→ **Exercise aim**
Filter the listing and keep only the lines with the word "ORCID".

-=-=-

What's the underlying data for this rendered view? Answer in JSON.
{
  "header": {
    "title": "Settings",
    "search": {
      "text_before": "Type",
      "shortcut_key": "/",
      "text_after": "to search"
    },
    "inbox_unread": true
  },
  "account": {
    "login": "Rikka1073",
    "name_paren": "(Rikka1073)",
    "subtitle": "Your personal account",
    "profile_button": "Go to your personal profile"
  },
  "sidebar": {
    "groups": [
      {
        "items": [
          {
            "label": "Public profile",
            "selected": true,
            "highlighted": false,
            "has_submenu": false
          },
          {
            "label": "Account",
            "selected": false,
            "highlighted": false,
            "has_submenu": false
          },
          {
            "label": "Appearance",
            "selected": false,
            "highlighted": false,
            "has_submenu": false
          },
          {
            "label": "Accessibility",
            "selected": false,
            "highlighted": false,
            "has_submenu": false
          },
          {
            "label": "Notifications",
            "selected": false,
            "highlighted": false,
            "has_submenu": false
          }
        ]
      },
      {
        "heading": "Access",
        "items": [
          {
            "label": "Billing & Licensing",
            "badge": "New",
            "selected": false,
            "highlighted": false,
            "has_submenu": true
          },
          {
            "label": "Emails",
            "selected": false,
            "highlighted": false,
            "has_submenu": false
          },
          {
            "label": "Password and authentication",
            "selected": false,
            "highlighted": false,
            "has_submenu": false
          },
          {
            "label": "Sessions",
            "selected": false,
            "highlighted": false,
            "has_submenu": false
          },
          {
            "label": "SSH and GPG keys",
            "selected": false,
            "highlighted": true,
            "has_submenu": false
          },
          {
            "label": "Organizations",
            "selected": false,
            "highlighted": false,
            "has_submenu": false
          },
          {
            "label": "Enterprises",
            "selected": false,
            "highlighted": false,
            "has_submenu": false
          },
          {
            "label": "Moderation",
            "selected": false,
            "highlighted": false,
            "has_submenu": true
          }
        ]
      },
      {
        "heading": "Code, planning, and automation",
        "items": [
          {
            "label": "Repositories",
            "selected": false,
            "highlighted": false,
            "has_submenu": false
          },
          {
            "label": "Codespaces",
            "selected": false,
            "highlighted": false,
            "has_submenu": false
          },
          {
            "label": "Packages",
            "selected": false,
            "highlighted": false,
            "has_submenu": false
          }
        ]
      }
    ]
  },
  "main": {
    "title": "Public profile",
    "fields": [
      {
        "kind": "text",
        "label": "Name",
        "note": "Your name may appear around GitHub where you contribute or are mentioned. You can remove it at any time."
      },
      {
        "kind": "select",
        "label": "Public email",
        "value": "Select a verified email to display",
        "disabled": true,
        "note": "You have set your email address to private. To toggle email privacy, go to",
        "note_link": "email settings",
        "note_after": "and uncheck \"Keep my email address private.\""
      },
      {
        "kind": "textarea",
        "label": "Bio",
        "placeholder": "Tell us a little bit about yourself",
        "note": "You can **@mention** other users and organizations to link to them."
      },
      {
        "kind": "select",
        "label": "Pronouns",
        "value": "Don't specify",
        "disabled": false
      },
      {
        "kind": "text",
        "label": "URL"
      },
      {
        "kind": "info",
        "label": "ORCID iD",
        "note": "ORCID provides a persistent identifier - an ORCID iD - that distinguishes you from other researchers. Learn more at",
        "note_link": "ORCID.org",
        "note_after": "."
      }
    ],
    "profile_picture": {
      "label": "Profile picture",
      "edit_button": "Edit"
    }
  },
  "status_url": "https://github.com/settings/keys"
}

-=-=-

→ **Output for this exercise**
        "label": "ORCID iD",
        "note": "ORCID provides a persistent identifier - an ORCID iD - that distinguishes you from other researchers. Learn more at",
        "note_link": "ORCID.org",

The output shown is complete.